Good News About Coffee
By Joyce Hendley
Coffee lovers may be raising their cups—and perhaps eyebrows—at the recent
news (in the Journal of Agricultural and Food Chemistry) that the drink
contains soluble fiber, the type that can help lower cholesterol. With about 1
gram per cup, coffee’s fiber impact is modest. But the report is the latest in
a growing stream of positive news about coffee.
Some of the most promising findings come from studies of diabetes. When
Harvard researchers combined data from nine studies involving more than 193,000
people, they found that regular coffee drinkers had a significantly lower risk
of type 2 diabetes than those who abstained. The more they drank, the lower
And, despite coffee’s reputation for being bad for the heart, recent
epidemiologic studies haven’t found a connection; some even suggest coffee can
be protective. A study in February’s American Journal of Clinical Nutrition
reported that healthy people 65 and over who drank four or more cups of
caffeinated beverages daily (primarily coffee) had a 53 percent lower risk of
heart disease than non-coffee-drinkers.
It’s even more beguiling when you consider that the immediate effects of
drinking coffee tend to go in the opposite direction, raising heart rate and
blood pressure and temporarily making cells more resistant to insulin. “But
those effects are probably short-lived, as people develop a tolerance,”
explains Frank Hu, M.D., Ph.D., associate professor of nutrition and
epidemiology at Harvard School of Public Health, who has studied coffee
extensively. “In the long term, beneficial components in coffee may have
stronger, more lasting effects.”
How coffee might work isn’t clear; the studies weren’t designed to identify
cause-and-effect relationships.

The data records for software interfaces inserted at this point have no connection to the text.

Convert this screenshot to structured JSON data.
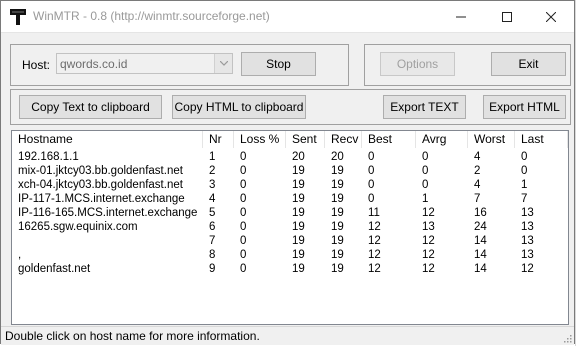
{
  "window": {
    "title": "WinMTR - 0.8 (http://winmtr.sourceforge.net)",
    "icon": "winmtr-app-icon",
    "controls": [
      "minimize-icon",
      "maximize-icon",
      "close-icon"
    ]
  },
  "host": {
    "label": "Host:",
    "value": "qwords.co.id"
  },
  "buttons": {
    "stop": "Stop",
    "options": "Options",
    "exit": "Exit",
    "copy_text": "Copy Text to clipboard",
    "copy_html": "Copy HTML to clipboard",
    "export_text": "Export TEXT",
    "export_html": "Export HTML"
  },
  "table": {
    "columns": [
      "Hostname",
      "Nr",
      "Loss %",
      "Sent",
      "Recv",
      "Best",
      "Avrg",
      "Worst",
      "Last"
    ],
    "rows": [
      [
        "192.168.1.1",
        "1",
        "0",
        "20",
        "20",
        "0",
        "0",
        "4",
        "0"
      ],
      [
        "mix-01.jktcy03.bb.goldenfast.net",
        "2",
        "0",
        "19",
        "19",
        "0",
        "0",
        "2",
        "0"
      ],
      [
        "xch-04.jktcy03.bb.goldenfast.net",
        "3",
        "0",
        "19",
        "19",
        "0",
        "0",
        "4",
        "1"
      ],
      [
        "IP-117-1.MCS.internet.exchange",
        "4",
        "0",
        "19",
        "19",
        "0",
        "1",
        "7",
        "7"
      ],
      [
        "IP-116-165.MCS.internet.exchange",
        "5",
        "0",
        "19",
        "19",
        "11",
        "12",
        "16",
        "13"
      ],
      [
        "16265.sgw.equinix.com",
        "6",
        "0",
        "19",
        "19",
        "12",
        "13",
        "24",
        "13"
      ],
      [
        "",
        "7",
        "0",
        "19",
        "19",
        "12",
        "12",
        "14",
        "13"
      ],
      [
        ",",
        "8",
        "0",
        "19",
        "19",
        "12",
        "12",
        "14",
        "13"
      ],
      [
        "goldenfast.net",
        "9",
        "0",
        "19",
        "19",
        "12",
        "12",
        "14",
        "12"
      ]
    ]
  },
  "status": {
    "text": "Double click on host name for more information."
  }
}
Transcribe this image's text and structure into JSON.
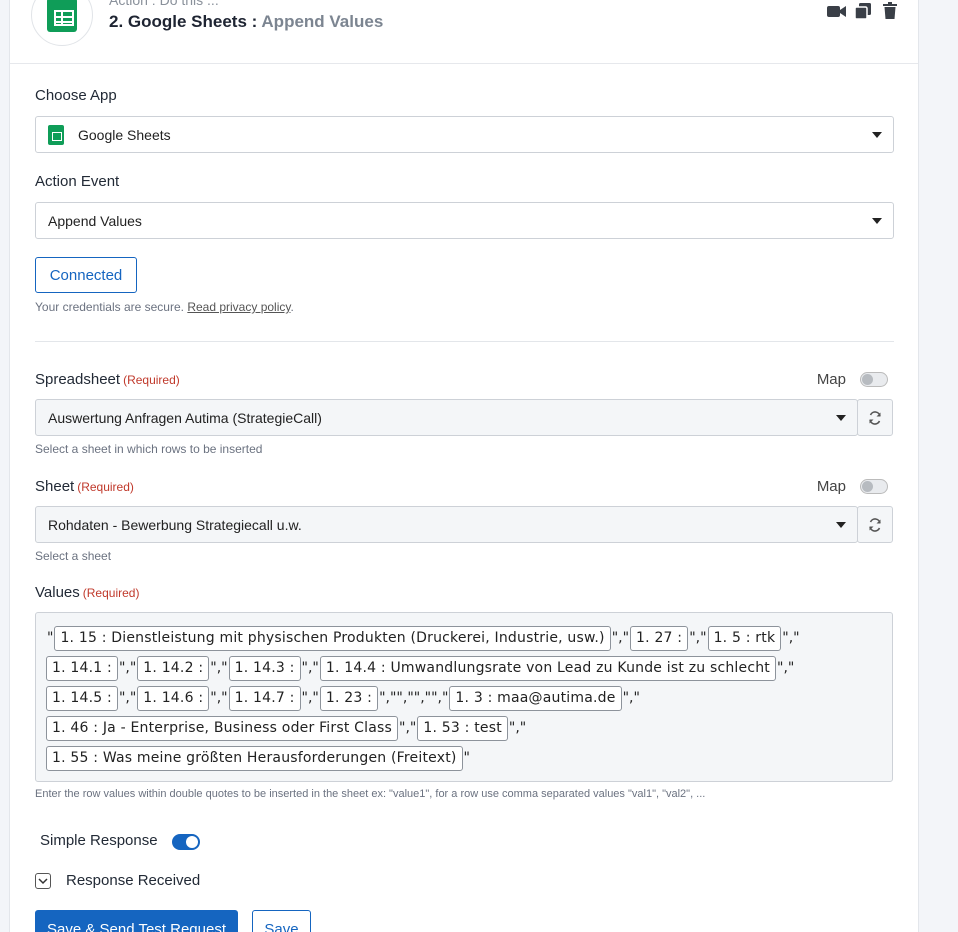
{
  "header": {
    "subtitle": "Action : Do this ...",
    "title": "2. Google Sheets :",
    "event": "Append Values"
  },
  "choose_app": {
    "label": "Choose App",
    "value": "Google Sheets"
  },
  "action_event": {
    "label": "Action Event",
    "value": "Append Values"
  },
  "connection": {
    "button_label": "Connected",
    "secure_text": "Your credentials are secure.",
    "privacy_link": "Read privacy policy",
    "period": "."
  },
  "spreadsheet": {
    "label": "Spreadsheet",
    "required": "(Required)",
    "map_label": "Map",
    "value": "Auswertung Anfragen Autima (StrategieCall)",
    "hint": "Select a sheet in which rows to be inserted"
  },
  "sheet": {
    "label": "Sheet",
    "required": "(Required)",
    "map_label": "Map",
    "value": "Rohdaten - Bewerbung Strategiecall u.w.",
    "hint": "Select a sheet"
  },
  "values": {
    "label": "Values",
    "required": "(Required)",
    "hint": "Enter the row values within double quotes to be inserted in the sheet ex: \"value1\", for a row use comma separated values \"val1\", \"val2\", ...",
    "line1": {
      "q0": "\"",
      "t1": "1. 15 : Dienstleistung mit physischen Produkten (Druckerei, Industrie, usw.)",
      "q1": "\",\"",
      "t2": "1. 27 :",
      "q2": "\",\"",
      "t3": "1. 5 : rtk",
      "q3": "\",\""
    },
    "line2": {
      "t1": "1. 14.1 :",
      "q1": "\",\"",
      "t2": "1. 14.2 :",
      "q2": "\",\"",
      "t3": "1. 14.3 :",
      "q3": "\",\"",
      "t4": "1. 14.4 : Umwandlungsrate von Lead zu Kunde ist zu schlecht",
      "q4": "\",\""
    },
    "line3": {
      "t1": "1. 14.5 :",
      "q1": "\",\"",
      "t2": "1. 14.6 :",
      "q2": "\",\"",
      "t3": "1. 14.7 :",
      "q3": "\",\"",
      "t4": "1. 23 :",
      "q4": "\",\"\",\"\",\"\",\"",
      "t5": "1. 3 : maa@autima.de",
      "q5": "\",\""
    },
    "line4": {
      "t1": "1. 46 : Ja - Enterprise, Business oder First Class",
      "q1": "\",\"",
      "t2": "1. 53 : test",
      "q2": "\",\""
    },
    "line5": {
      "t1": "1. 55 : Was meine größten Herausforderungen (Freitext)",
      "q1": "\""
    }
  },
  "simple_response": {
    "label": "Simple Response",
    "enabled": true
  },
  "response_received": {
    "label": "Response Received"
  },
  "buttons": {
    "save_test": "Save & Send Test Request",
    "save": "Save"
  },
  "colors": {
    "primary": "#1565c0",
    "sheets_green": "#0f9d58",
    "required": "#c0392b"
  }
}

Antioxidants, such as chlorogenic acid (related
to polyphenols in grapes), are likely players: coffee has more of them per

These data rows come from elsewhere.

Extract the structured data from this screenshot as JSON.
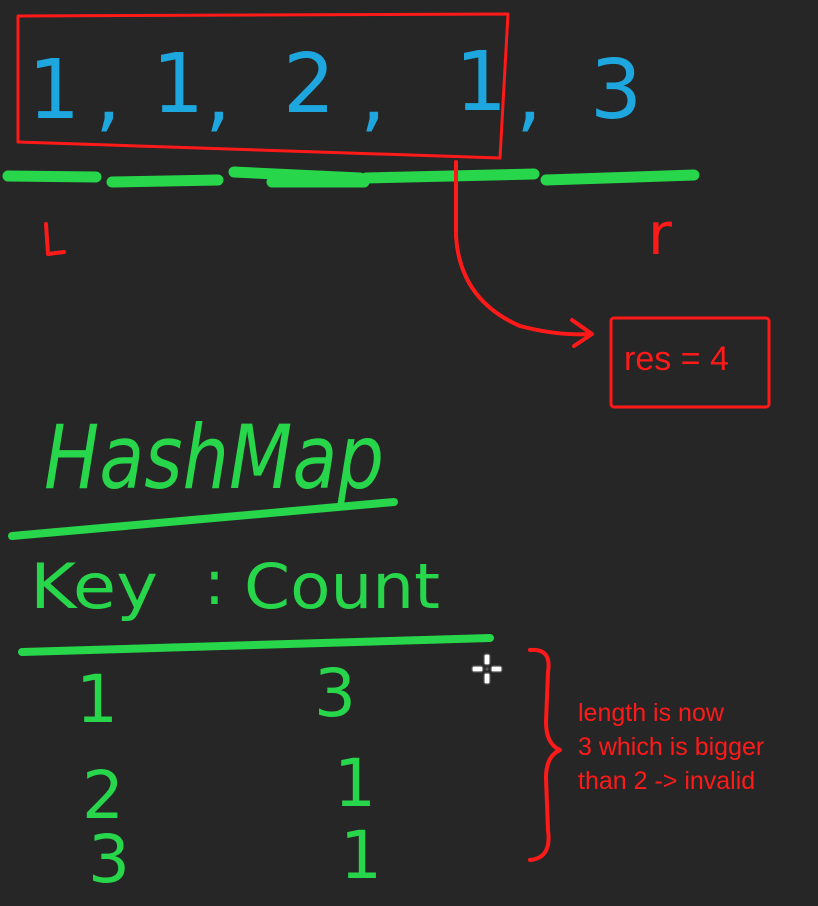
{
  "array": {
    "values": [
      "1",
      "1",
      "2",
      "1",
      "3"
    ],
    "separator": ",",
    "left_pointer_label": "L",
    "right_pointer_label": "r"
  },
  "result": {
    "text": "res = 4"
  },
  "hashmap": {
    "title": "HashMap",
    "key_header": "Key",
    "separator": ":",
    "count_header": "Count",
    "rows": [
      {
        "key": "1",
        "count": "3"
      },
      {
        "key": "2",
        "count": "1"
      },
      {
        "key": "3",
        "count": "1"
      }
    ]
  },
  "note": {
    "lines": [
      "length is now",
      "3 which is bigger",
      "than 2 -> invalid"
    ]
  },
  "colors": {
    "background": "#262626",
    "array_digits": "#1ea7de",
    "hand_green": "#27d64a",
    "annotation_red": "#ff1a1a"
  },
  "icons": {
    "cursor": "move-crosshair-icon"
  }
}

serving than blueberries do, making it the top source of antioxidants in our
diets. Antioxidants help quell inflammation, which might explain coffee’s
effect in inflammation-related diseases like diabetes and heart disease.
Magnesium in coffee might help make cells more sensitive to insulin. And
caffeine seems to have its own beneficial effects; the diabetes studies found
that those who drank regular coffee had lower risks of the disease than decaf
drinkers. Caffeinated-coffee drinking has also been linked with reduced risk of
Parkinson’s disease, gallstones, cirrhosis and liver cancer.
Bottom Line: For healthy adults, having two or three cups
of joe daily generally isn’t harmful and it may have health perks.
“I wouldn’t recommend drinking coffee to prevent disease,” says Hu.
Exceeding one’s caffeine tolerance—which varies—can cause irritability,
headache and insomnia. (Signs you might be over consuming: Yelling at
co-workers. Watching infomercials at 2 a.m.) The temporary rise in heart rate
and blood pressure could cause problems for people with heart disease, and new
moms should be aware that caffeine passes into breast milk. Hu has no plans to
change his own two-cup-a-day habit. “For most people who enjoy coffee, there’s
no reason to cut back.”